▶ How to complete this task: If a line in the listing below contains "JSON", return that line.

[Opening Supplied records section]

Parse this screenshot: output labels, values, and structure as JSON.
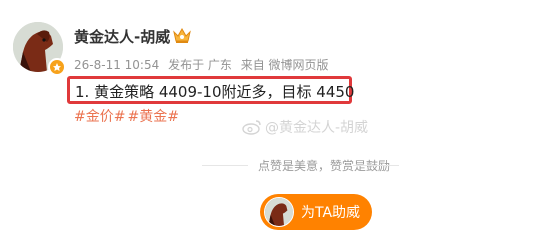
{
  "author": {
    "name": "黄金达人-胡威",
    "avatar_icon": "horse-avatar",
    "badge_icon": "vip-badge-icon",
    "title_icon": "crown-icon"
  },
  "meta": {
    "time": "26-8-11 10:54",
    "location": "发布于 广东",
    "source": "来自 微博网页版"
  },
  "post": {
    "text": "1. 黄金策略 4409-10附近多，目标 4450",
    "hashtags": [
      "#金价#",
      "#黄金#"
    ],
    "highlight_color": "#e0393b"
  },
  "watermark": {
    "text": "@黄金达人-胡威",
    "icon": "weibo-logo-icon"
  },
  "reward": {
    "hint": "点赞是美意，赞赏是鼓励",
    "button_label": "为TA助威",
    "button_color": "#ff8200"
  }
}
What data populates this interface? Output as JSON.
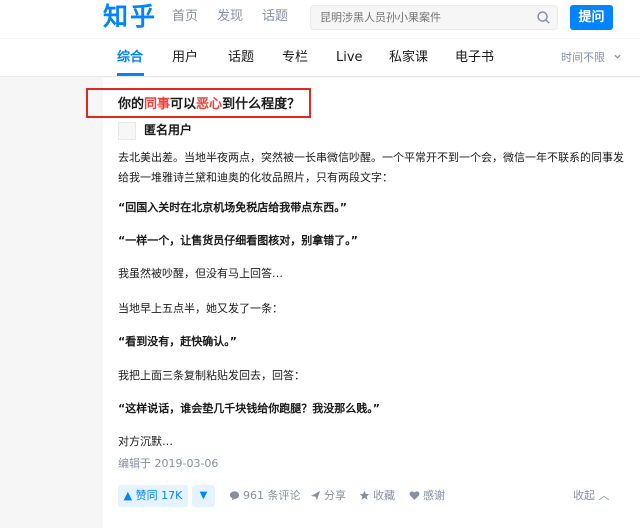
{
  "header": {
    "logo": "知乎",
    "nav": [
      "首页",
      "发现",
      "话题"
    ],
    "search_placeholder": "昆明涉黑人员孙小果案件",
    "ask_label": "提问"
  },
  "tabs": [
    "综合",
    "用户",
    "话题",
    "专栏",
    "Live",
    "私家课",
    "电子书"
  ],
  "time_filter": "时间不限",
  "question": {
    "title_pre": "你的",
    "title_hl1": "同事",
    "title_mid": "可以",
    "title_hl2": "恶心",
    "title_post": "到什么程度？"
  },
  "answer": {
    "author": "匿名用户",
    "paragraphs": [
      "去北美出差。当地半夜两点，突然被一长串微信吵醒。一个平常开不到一个会，微信一年不联系的同事发给我一堆雅诗兰黛和迪奥的化妆品照片，只有两段文字：",
      "“回国入关时在北京机场免税店给我带点东西。”",
      "“一样一个，让售货员仔细看图核对，别拿错了。”",
      "我虽然被吵醒，但没有马上回答…",
      "当地早上五点半，她又发了一条：",
      "“看到没有，赶快确认。”",
      "我把上面三条复制粘贴发回去，回答：",
      "“这样说话，谁会垫几千块钱给你跑腿？我没那么贱。”",
      "对方沉默…"
    ],
    "edited": "编辑于 2019-03-06"
  },
  "actions": {
    "upvote": "▲ 赞同 17K",
    "downvote": "▼",
    "comments": "961 条评论",
    "share": "分享",
    "favorite": "收藏",
    "thanks": "感谢",
    "collapse": "收起 ︿"
  },
  "colors": {
    "brand": "#0084ff",
    "highlight": "#f1403c",
    "annotation_box": "#e0291f"
  }
}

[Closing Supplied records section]

▶ Task output:
Parse this screenshot: output labels, values, and structure as JSON.
What data populates this interface? Output as JSON.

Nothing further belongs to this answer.